What is needed -
Copy out, from the entries below, each line that holds the string "MINE".

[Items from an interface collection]
——————————
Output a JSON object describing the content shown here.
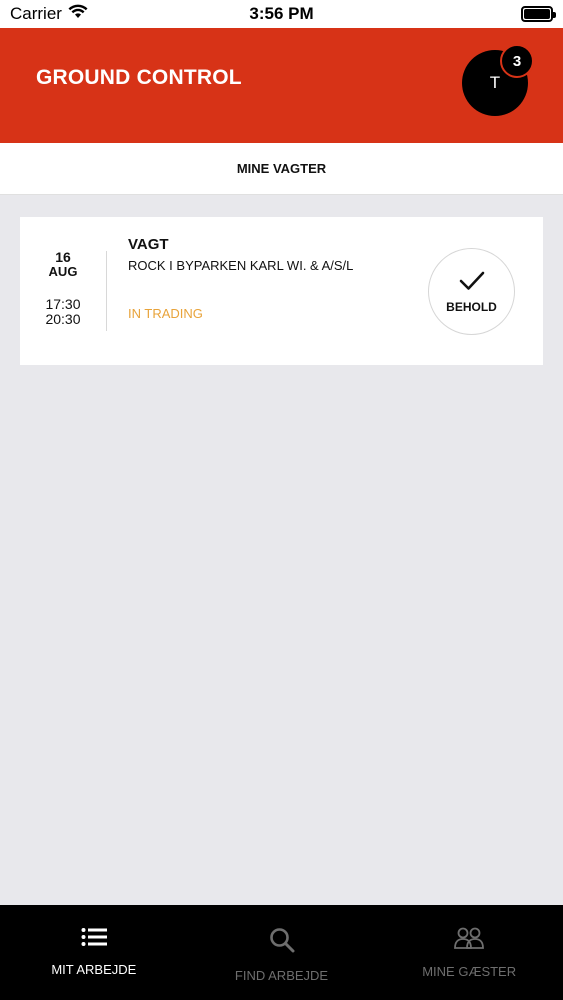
{
  "status_bar": {
    "carrier": "Carrier",
    "time": "3:56 PM"
  },
  "header": {
    "title": "GROUND CONTROL",
    "avatar_initial": "T",
    "notification_count": "3",
    "accent_color": "#d73317"
  },
  "section": {
    "title": "MINE VAGTER"
  },
  "shifts": [
    {
      "day": "16",
      "month": "AUG",
      "start_time": "17:30",
      "end_time": "20:30",
      "title": "VAGT",
      "venue": "ROCK I BYPARKEN KARL WI. & A/S/L",
      "status": "IN TRADING",
      "status_color": "#e8a33a",
      "action_label": "BEHOLD",
      "action_icon": "checkmark-icon"
    }
  ],
  "tab_bar": {
    "tabs": [
      {
        "label": "MIT ARBEJDE",
        "icon": "list-icon",
        "active": true
      },
      {
        "label": "FIND ARBEJDE",
        "icon": "search-icon",
        "active": false
      },
      {
        "label": "MINE GÆSTER",
        "icon": "people-icon",
        "active": false
      }
    ]
  }
}
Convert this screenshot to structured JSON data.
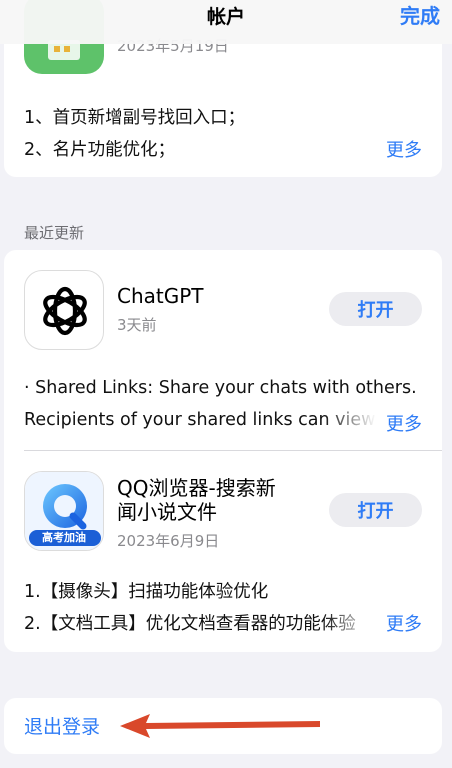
{
  "navbar": {
    "title": "帐户",
    "done_label": "完成"
  },
  "prev_app": {
    "date": "2023年5月19日",
    "notes": [
      "1、首页新增副号找回入口；",
      "2、名片功能优化；"
    ],
    "more_label": "更多",
    "icon": "wechat-like-green-icon",
    "icon_color": "#5ec26a"
  },
  "section": {
    "recent_updates": "最近更新"
  },
  "apps": [
    {
      "name": "ChatGPT",
      "date": "3天前",
      "open_label": "打开",
      "icon": "openai-knot-icon",
      "notes": [
        "· Shared Links: Share your chats with others.",
        "Recipients of your shared links can view"
      ],
      "more_label": "更多"
    },
    {
      "name_line1": "QQ浏览器-搜索新",
      "name_line2": "闻小说文件",
      "date": "2023年6月9日",
      "open_label": "打开",
      "icon": "qq-browser-icon",
      "icon_badge": "高考加油",
      "notes": [
        "1.【摄像头】扫描功能体验优化",
        "2.【文档工具】优化文档查看器的功能体验"
      ],
      "more_label": "更多"
    }
  ],
  "logout": {
    "label": "退出登录"
  },
  "colors": {
    "accent": "#2f7cf6",
    "arrow": "#d9482b"
  }
}
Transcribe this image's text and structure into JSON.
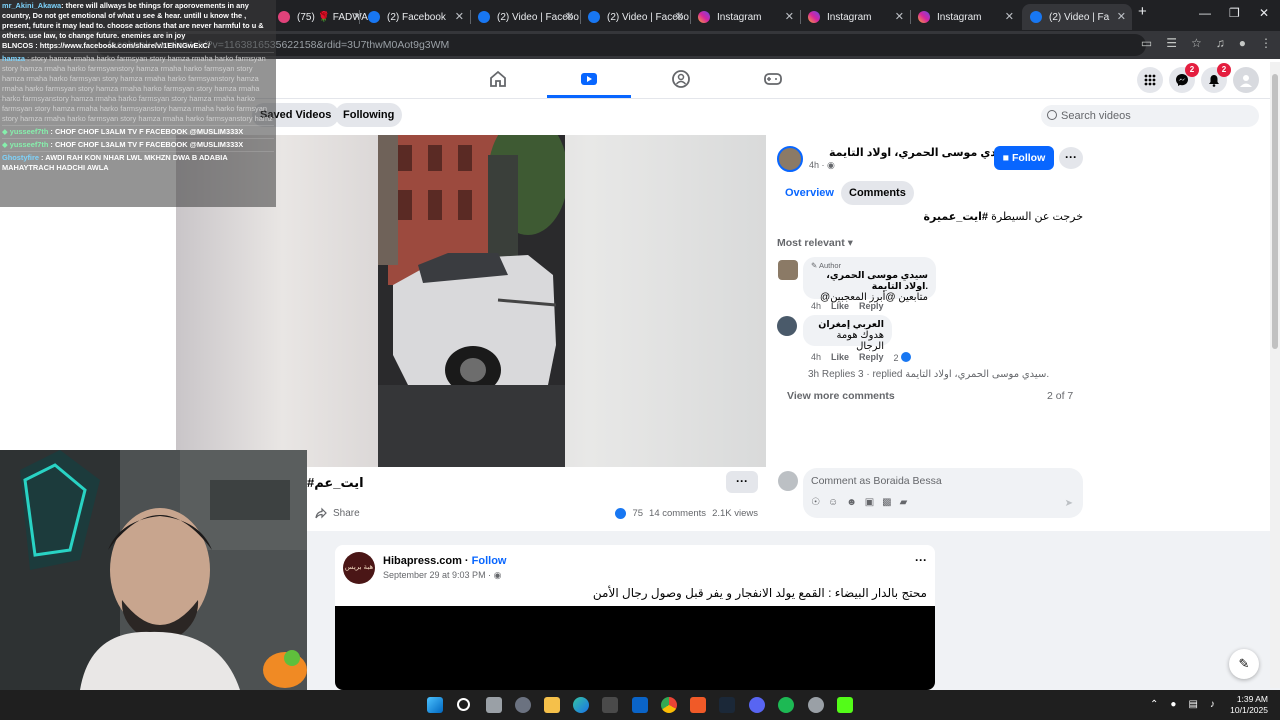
{
  "browser": {
    "tabs": [
      {
        "label": "(75) 🌹 FADWA 💜",
        "color": "#e0427a"
      },
      {
        "label": "(2) Facebook",
        "color": "#1877f2"
      },
      {
        "label": "(2) Video | Facebo",
        "color": "#1877f2"
      },
      {
        "label": "(2) Video | Facebo",
        "color": "#1877f2"
      },
      {
        "label": "Instagram",
        "color": "#d6249f"
      },
      {
        "label": "Instagram",
        "color": "#d6249f"
      },
      {
        "label": "Instagram",
        "color": "#d6249f"
      },
      {
        "label": "(2) Video | Fa",
        "color": "#1877f2"
      }
    ],
    "close_glyph": "✕",
    "new_tab_glyph": "+",
    "url": "facebook.com/watch/?v=1163816535622158&rdid=3U7thwM0Aot9g3WM"
  },
  "fb": {
    "messenger_badge": "2",
    "notifications_badge": "2",
    "tabs": {
      "saved": "Saved Videos",
      "following": "Following"
    },
    "search_placeholder": "Search videos"
  },
  "video_post": {
    "title": "#ايت_عم",
    "more_glyph": "···",
    "share_label": "Share",
    "like_count": "75",
    "comments_count": "14 comments",
    "views": "2.1K views"
  },
  "panel": {
    "page_name": "سيدي موسى الحمري، اولاد التايمة.",
    "page_time": "4h ·",
    "follow_label": "Follow",
    "tabs": {
      "overview": "Overview",
      "comments": "Comments"
    },
    "caption_tag": "#ايت_عميرة",
    "caption_rest": " خرجت عن السيطرة",
    "sort_label": "Most relevant",
    "comments": [
      {
        "badge": "Author",
        "author": "سيدي موسى الحمري، اولاد التايمة.",
        "text": "@متابعين @أبرز المعجبين",
        "time": "4h",
        "like": "Like",
        "reply": "Reply"
      },
      {
        "author": "العربي إمغران",
        "text": "هدوك هومة الرجال",
        "time": "4h",
        "like": "Like",
        "reply": "Reply",
        "reactions": "2"
      }
    ],
    "replies_line": "3h Replies 3 · replied  سيدي موسى الحمري، اولاد التايمة.",
    "view_more": "View more comments",
    "count": "2 of 7",
    "composer_placeholder": "Comment as Boraida Bessa"
  },
  "feed_post": {
    "author": "Hibapress.com",
    "follow": "Follow",
    "date": "September 29 at 9:03 PM ·",
    "avatar_text": "هبة بريس",
    "text": "محتج بالدار البيضاء : القمع يولد الانفجار و يفر قبل وصول رجال الأمن"
  },
  "chat": [
    {
      "user": "mr_Akini_Akawa",
      "user_color": "#7dd3fc",
      "text": ": there will allways be things for aporovements in any country, Do not get emotional of what u see & hear. untill u know the , present, future it may lead to. choose actions that are never harmful to u & others. use law, to change future. enemies are in joy"
    },
    {
      "user": "",
      "user_color": "#7dd3fc",
      "text": "BLNCOS : https://www.facebook.com/share/v/1EhNGwExC/"
    },
    {
      "user": "hamza",
      "user_color": "#7dd3fc",
      "text": " : story hamza rmaha harko farmsyan story hamza rmaha harko farmsyan story hamza rmaha harko farmsyanstory hamza rmaha harko farmsyan story hamza rmaha harko farmsyan story hamza rmaha harko farmsyanstory hamza rmaha harko farmsyan story hamza rmaha harko farmsyan story hamza rmaha harko farmsyanstory hamza rmaha harko farmsyan story hamza rmaha harko farmsyan story hamza rmaha harko farmsyanstory hamza rmaha harko farmsyan story hamza rmaha harko farmsyan story hamza rmaha harko farmsyanstory hamz"
    },
    {
      "user": "yusseef7th",
      "user_color": "#86efac",
      "text": " : CHOF CHOF L3ALM TV F FACEBOOK @MUSLIM333X"
    },
    {
      "user": "yusseef7th",
      "user_color": "#86efac",
      "text": " : CHOF CHOF L3ALM TV F FACEBOOK @MUSLIM333X"
    },
    {
      "user": "Ghostyfire",
      "user_color": "#7dd3fc",
      "text": " : AWDI RAH KON NHAR LWL MKHZN DWA B ADABIA MAHAYTRACH HADCHI AWLA"
    }
  ],
  "taskbar": {
    "time": "1:39 AM",
    "date": "10/1/2025"
  }
}
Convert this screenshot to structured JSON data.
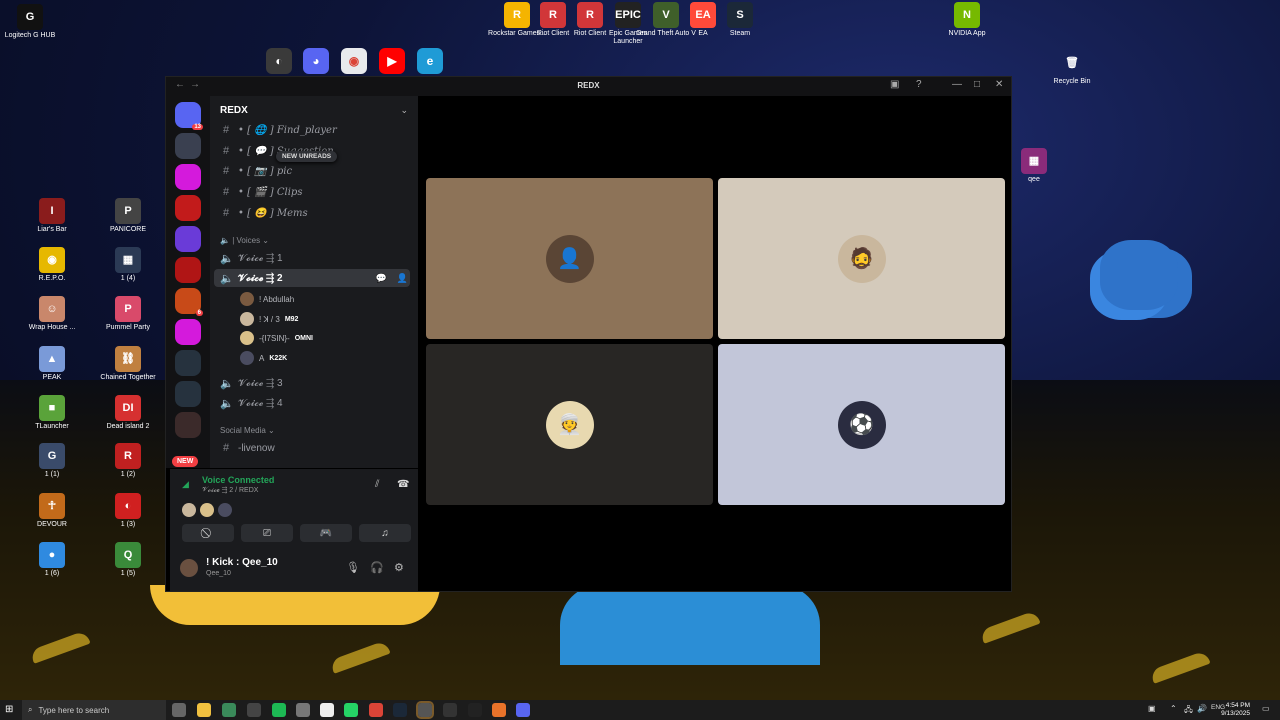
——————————
Task solution -
    "title": "MINE VAGTER"
        "label": "MINE GÆSTER",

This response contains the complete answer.